A dairy trade source told Agriland that the official deputation from China visited Ireland in March. Tomorrow, May 1, will see the introduction of new food safety regulations in China and the inspection visits had been organised to assess Ireland’s compliance with the new standards. The Chinese delegation had assessed all aspects of dairy processing in Ireland but had placed a key focus on Ireland’s infant formula manufacturing capabilities. This will come as no surprise, given the recent health scares in China linked to infant formula imports

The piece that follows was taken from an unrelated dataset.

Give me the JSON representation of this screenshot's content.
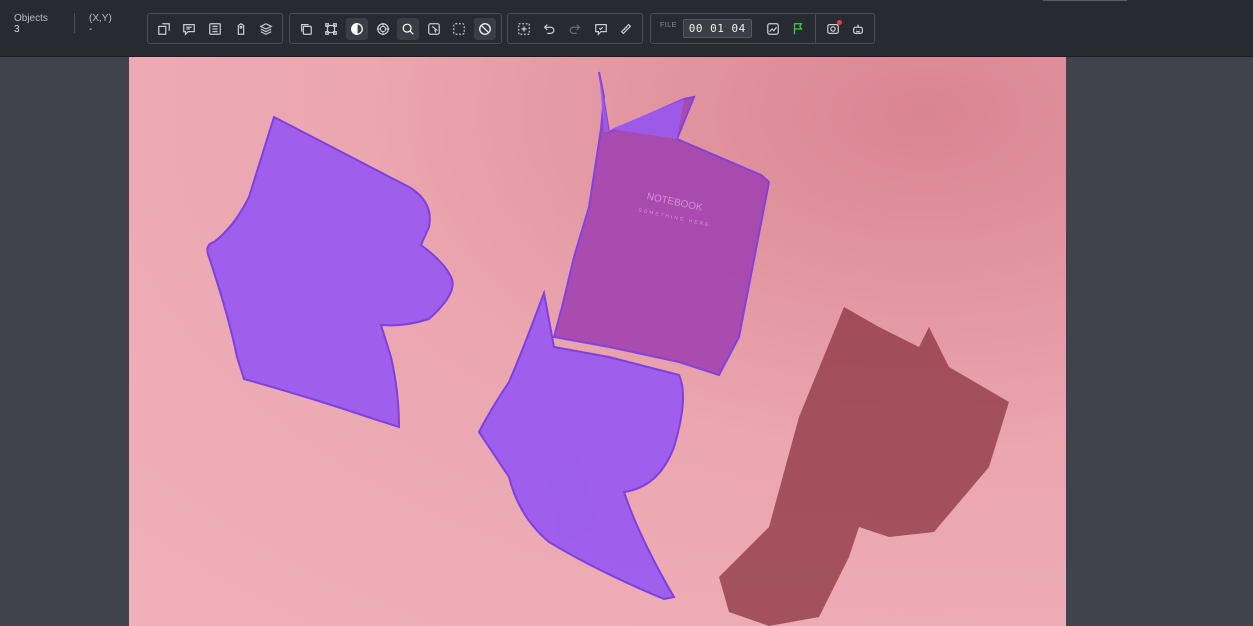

“Prior to the visits taking place a deputation from the Department of Agriculture, Food and the Marine and the Irish dairy trade visited China. The initial response from the Chinese government to the inspections has been received by the Department of Agriculture. My understanding is that the Department has replied officially to this communication, which leaves the scene set for the final and official response from the Chinese authorities on this crucial matter, which should be received by Dublin within the next 24 hours.

“As part of this communication, the Chinese authorities will list those Irish milk processors that will be granted future access to that market. So to say that local processors are holding their breath is an understatement,” the source said.

The news of the inspections follows on directly from the confirmation that China has temporarily banned cheese imports from the UK.

Agriland has been told that dairy inspectors from China have visited 10 countries over recent weeks. The list includes New Zealand, Australia, the UK and Ireland. A number of Ireland’s leading dairy processors are currently exporting infant milk formula to China. The market has been identified as one of the most lucrative, from an Irish milk processing perspective.